Here are some quick barbecue facts and figures to share at your next gathering:
- Nearly half of us worry about giving the guests food poisoning when we hold a barbecue.
- We like to push the boat out at the BBQ – three quarters of us spend over £80 and over two thirds like to try higher quality cuts of meat.
- The burger is still the first thing on the barbecue, followed by a fat juicy steak.
- Hygiene can be a problem with half of regular BBQ’ers admitting to using the same utensils for cooked and raw meat.
If you’re planning a party this weekend and need to buy a new BBQ, you’ll have a couple of different choices to ponder. The big battle in the world of barbies is not who does the cooking but whether you go for gas or traditional charcoal. Arguments on both sides can get pretty heated.
Gas vs Charcoal
For those new to the world of barbecues, it helps to realise that there are charcoal purists who wouldn’t touch a gas stove if it was given to them free with a year’s supply of Aberdeen Angus steaks.
- Charcoal tastes better: The first thing they’ll tell you is that you don’t get the same taste with gas. The radiant heat you get out of charcoal gives that seared appearance with the crunchy surface texture.
- Gas advocates say this is all in the mind and the fact that top restaurants cook steak over a gas hob is testament to the wooliness of this line of thinking. Charcoal fans add in that the smoky nature of their barbecue improves the taste of meat of all kinds.
- Charcoal is cheaper: This is less contested. You can buy ready made barbecue sets for just a couple of pounds if you’re doing a small, one off garden soiree. If you’re intending to use gas, you not only have to invest in a decent grill but buy the gas cylinder to power it.
- Good gas barbecues can cost at least a couple of hundred pounds and you should be expecting to pay closer to £1,000 for a state of the art model.
- Gas is safer: This is not entirely true. Most of the danger with charcoal comes from chefs who have had a few too many drinks and decide to help the fire along by adding a combustible entity like petrol.
- As long as you take the appropriate measures, both are reasonably safe in the hands of a responsible person. Charcoal grills do tend to get hotter when it comes to radiant heat, however, which means you need to be much more careful about where you place it.

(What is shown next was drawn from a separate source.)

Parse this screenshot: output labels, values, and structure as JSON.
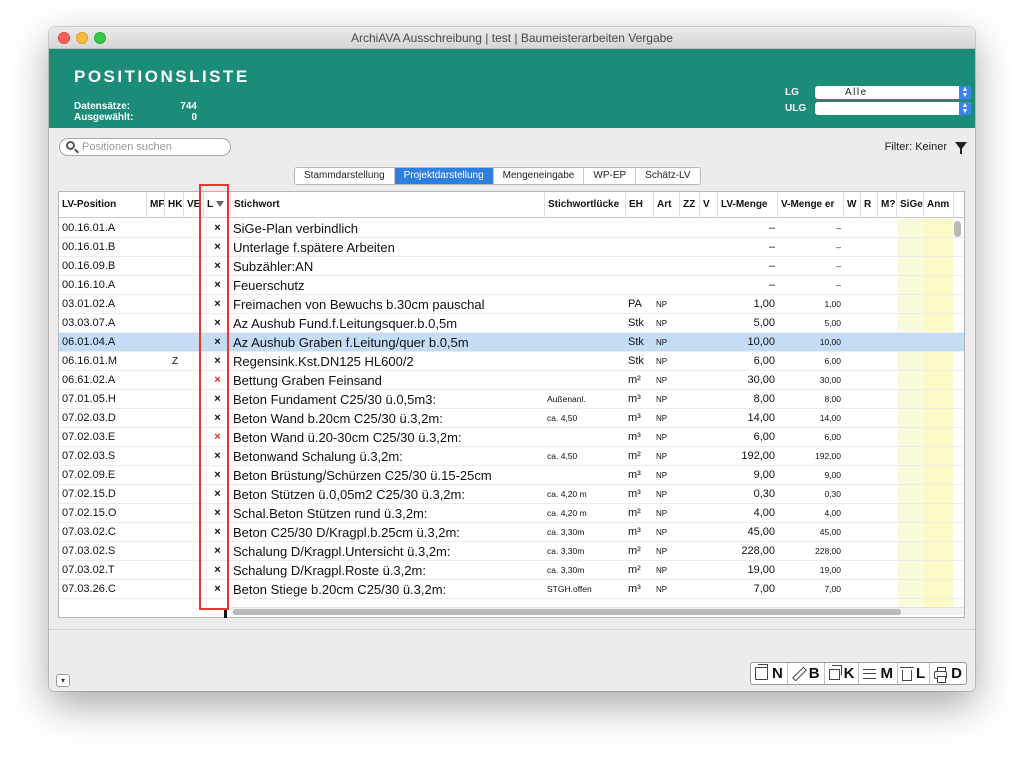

- Charcoal is easier to clean: A decent gas BBQ does take a good amount of maintenance though the latest models have features such as drip trays that catch all the fat and oil. Charcoal BBQs are generally easier to keep clean, if slightly messier, especially the more basic varieties. Storage can also be a problem for gas BBQs as they have more parts that need to be protected, particularly over the winter.